North Korea Will Not Get Sanctions Relief Unless It Demonstrates Denuclearization Steps, U.S. Defense Secretary Says
North Korea will not get any sanctions relief until it has demonstrated “verifiable and irreversible” steps to denuclearization, US Defense Secretary James Mattis said Sunday.
The comments come less than 10 days before a planned summit between US President Donald Trump and North Korean leader Kim Jong Un, a high-stakes meeting that the US hopes will lead to North Korean nuclear disarmament.
“We can anticipate, at best, a bumpy road to the negotiation,” said Mattis, who was speaking alongside South Korean and Japanese defense ministers at the Shangri-La Dialogue, an annual security summit in Singapore that draws government officials and academics from around the world.
“We must maintain a strong collaborative defensive stance so we enable our diplomats to negotiate from a strong position of strength in this critical time,” said Mattis.
“We must remain vigilant, and we will continue to implement all UN security council resolutions on North Korea. North Korea will receive relief only when it demonstrates verifiable and irreversible steps to denuclearization,” added Mattis.
Trump’s announcement follows negotiations between diplomats on both sides of the Pacific, intended to iron out the summit’s final agenda.
The issue of denuclearization, long a sticking point between the two countries, remains the most difficult and challenging aspect of any potential deal.
The North Korean regime has historically shown an unwillingness to relinquish its nuclear capabilities, which it views as a guarantee of survival in the face of US intimidation.

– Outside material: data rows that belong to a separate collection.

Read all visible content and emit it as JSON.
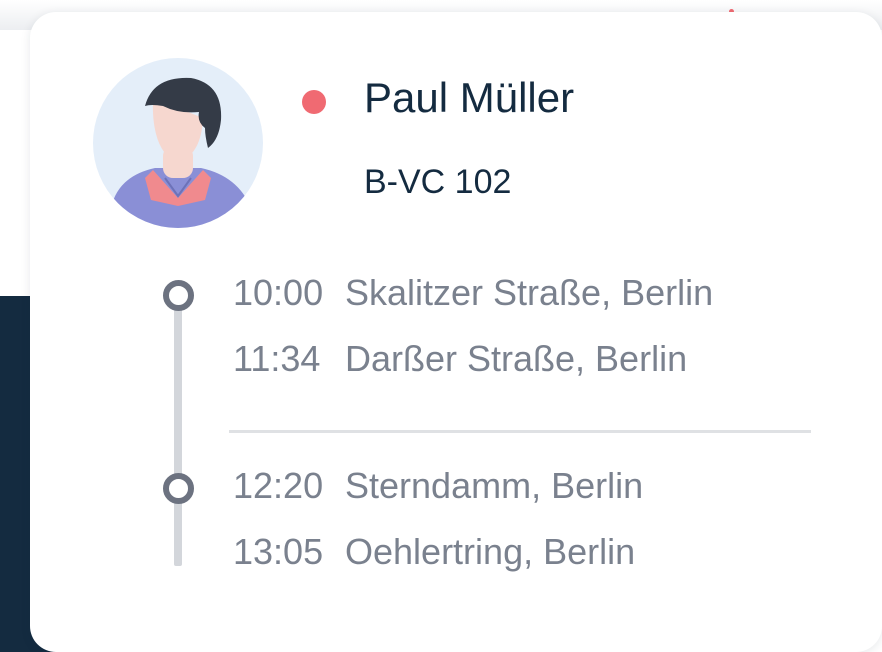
{
  "driver": {
    "name": "Paul Müller",
    "plate": "B-VC 102",
    "status_color": "#f06a72",
    "avatar_icon": "person-avatar-icon"
  },
  "stops": [
    {
      "time": "10:00",
      "address": "Skalitzer Straße, Berlin"
    },
    {
      "time": "11:34",
      "address": "Darßer Straße, Berlin"
    },
    {
      "time": "12:20",
      "address": "Sterndamm, Berlin"
    },
    {
      "time": "13:05",
      "address": "Oehlertring, Berlin"
    }
  ],
  "colors": {
    "navy": "#142b40",
    "muted_text": "#7a818e",
    "timeline": "#d3d6db"
  }
}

Previously, the US has floated the idea of providing the North with economic assistance and sanctions relief should it agree to a timetable for abandoning its nuclear weapons program.
Speaking at a separate session on Saturday, Japanese Defense Minister Itsunori Onodera noted that while recent developments with North Korea have been positive, expectations needed to be grounded in reality and long term peace can only be secured through concrete action.
“We have seen history repeat where North Korea would declare to denuclearize, by portraying itself as a consolatory and forthcoming, only to turn around and avoid all international efforts towards peace,” said Onodera.
“In light of how North Korea has behaved in the past, I believe it is important not to reward North Korea solely for agreeing to have a dialogue.”
Concerns have risen among the US’ regional allies in recent days that Trump might consider cutting a deal with Kim that would see Pyongyang agreeing to give up its long-range missiles in return for sanctions relief, while being allowed to hold on to its short-range arsenal, leaving Japan and South Korea in the cross hairs.
‘A stabilizing effect’
Mattis, who lauded military cooperation between South Korea, Japan and the United States for putting “significant pressure” on Pyongyang, had previously appeared reticent to publicly address the upcoming summit during his time in Singapore, sticking instead to fairly common talking points from Washington.
Addressing Onodera and South Korean Defense Minister Song Young-moo directly, Mattis said security cooperation between the three partners was vital.
“When we consider the unity of purpose among our three democracies, when we consider the combined economic and defense power represented here, we see that our security cooperation is needed more than ever, providing a stabilizing effect in support of our interests for peace, deterrence, and stability,” said Mattis.
“I affirm America’s ironclad, unwavering security commitment to your people and our mutual security interests,” Mattis added, echoing comments he made Saturday, in which he ruled out the prospect of reducing US troops in the region as part of any potential deal with North Korea on June 12.